Writing in the Evening Standard, Melanie McDonagh explains why it would be a mistake to let Turkey become a member of the EU. Partly, of course, the problem is that London would be inundated with foreign immigrants. But it’s worse than that:
The real objection, though, to Turkey joining the EU is more fundamental than that. Turkey isn’t really European at all, so much as Asian. Only about three per cent of its land mass is in Europe, on our side of the Bosphorus; 97 per cent is in Asia. Its accession would expand our common EU borders to Iraq, Iran and Syria. Is that honestly what we want?
The most common response by British ministers to objections to Turkish membership is that it encourages moderate Islam by showing that a non-extremist Muslim nation can be part of the European family. That, plus strategic considerations, is why the US is so much in favour of the idea.
Well, if we want to show that Muslims can indeed be part of Europe, let’s expedite the membership of those genuinely European countries with large or majority Muslim populations: Albania, anyone? Kosovo? Bosnia? If we’re so keen on outreach to Islam, let’s start there.
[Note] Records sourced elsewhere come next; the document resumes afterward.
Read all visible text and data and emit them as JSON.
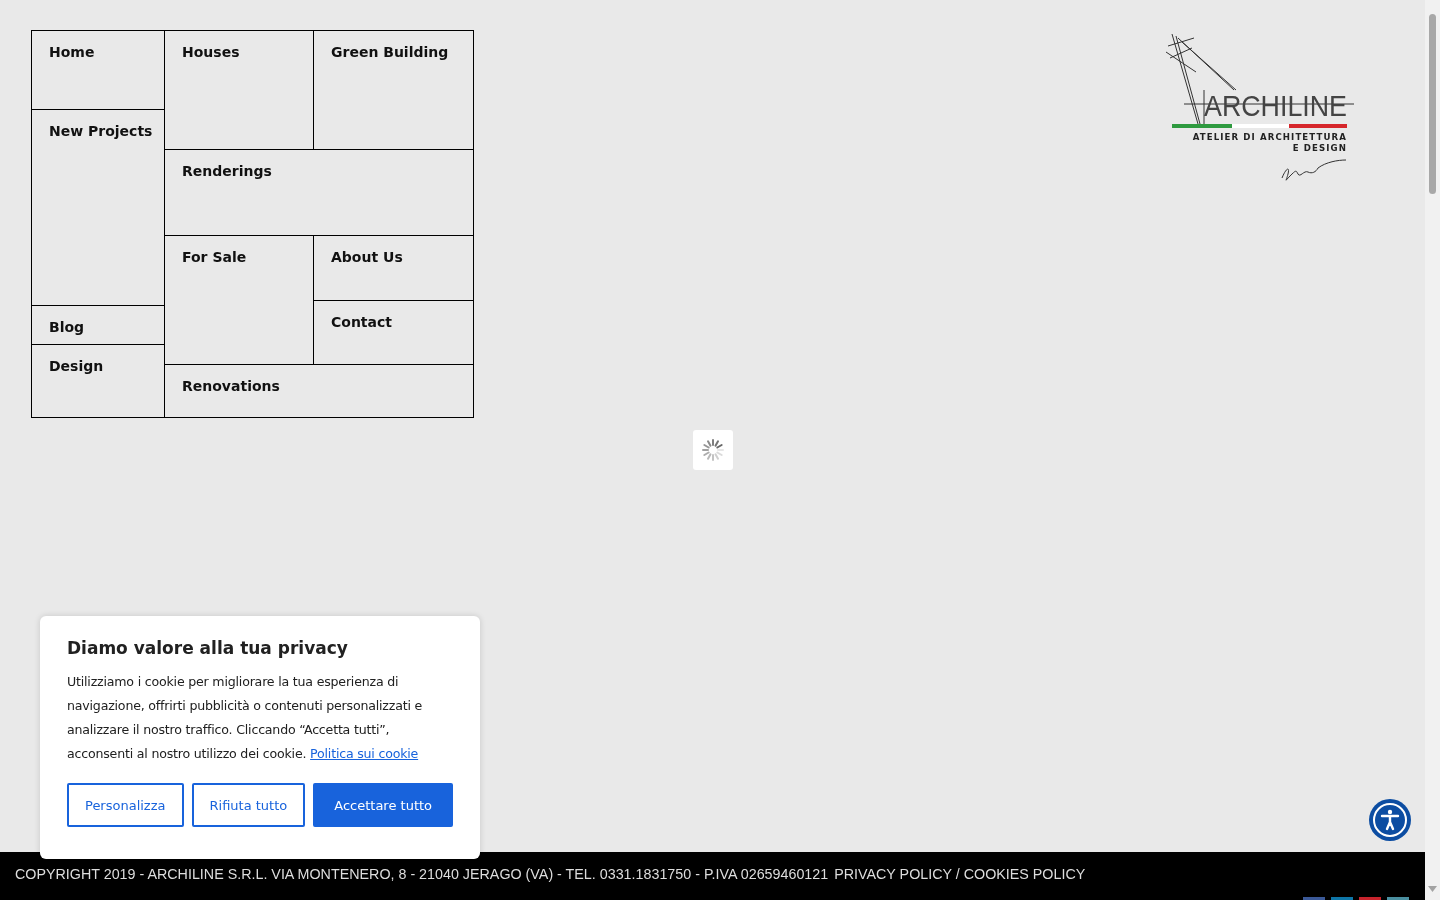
{
  "menu": [
    {
      "label": "Home"
    },
    {
      "label": "Houses"
    },
    {
      "label": "Green Building"
    },
    {
      "label": "New Projects"
    },
    {
      "label": "Renderings"
    },
    {
      "label": "For Sale"
    },
    {
      "label": "About Us"
    },
    {
      "label": "Contact"
    },
    {
      "label": "Blog"
    },
    {
      "label": "Design"
    },
    {
      "label": "Renovations"
    }
  ],
  "logo": {
    "name": "ARCHILINE",
    "tagline_1": "ATELIER DI ARCHITETTURA",
    "tagline_2": "E DESIGN"
  },
  "cookie_banner": {
    "title": "Diamo valore alla tua privacy",
    "text": "Utilizziamo i cookie per migliorare la tua esperienza di navigazione, offrirti pubblicità o contenuti personalizzati e analizzare il nostro traffico. Cliccando “Accetta tutti”, acconsenti al nostro utilizzo dei cookie.",
    "link": "Politica sui cookie",
    "buttons": [
      {
        "label": "Personalizza",
        "kind": "outline"
      },
      {
        "label": "Rifiuta tutto",
        "kind": "outline"
      },
      {
        "label": "Accettare tutto",
        "kind": "primary"
      }
    ]
  },
  "footer": {
    "copyright": "COPYRIGHT 2019 - ARCHILINE S.R.L. VIA MONTENERO, 8 - 21040 JERAGO (VA) - TEL. 0331.1831750 - P.IVA 02659460121",
    "link": "PRIVACY POLICY / COOKIES POLICY"
  }
}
And moderation, when it comes to Islam, is pretty relative, after all. Turkey isn’t going to go for sharia law any time soon but a recent poll conducted by Istanbul’s Bahcesehir University suggested that 48 per cent of respondents would not want Christians as neighbours, more than half wouldn’t want Jews; four-fifths didn’t want homosexuals. Moderate Islam, eh?
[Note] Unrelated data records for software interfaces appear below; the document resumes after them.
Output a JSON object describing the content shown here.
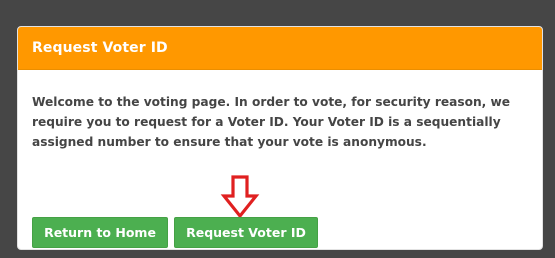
{
  "panel": {
    "title": "Request Voter ID",
    "message": "Welcome to the voting page. In order to vote, for security reason, we require you to request for a Voter ID. Your Voter ID is a sequentially assigned number to ensure that your vote is anonymous."
  },
  "annotation": {
    "icon": "arrow-down-outline-icon",
    "color": "#e02020"
  },
  "buttons": {
    "home_label": "Return to Home",
    "request_label": "Request Voter ID"
  },
  "colors": {
    "header": "#ff9800",
    "button": "#4caf50",
    "background": "#464646"
  }
}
But don’t get the idea that Melanie is one of those all-purpose religion-bashers. Not at all. She was very upset about the anti-Catholic vitriol unleashed by the pope’s visit to the UK. As it happens, I broadly agree with her on that. But she might perhaps reflect on the fact the pope himself is hardly a beacon of enlightenment on such issues as abortion, homosexuality and women priests. Moderate Catholicism, eh?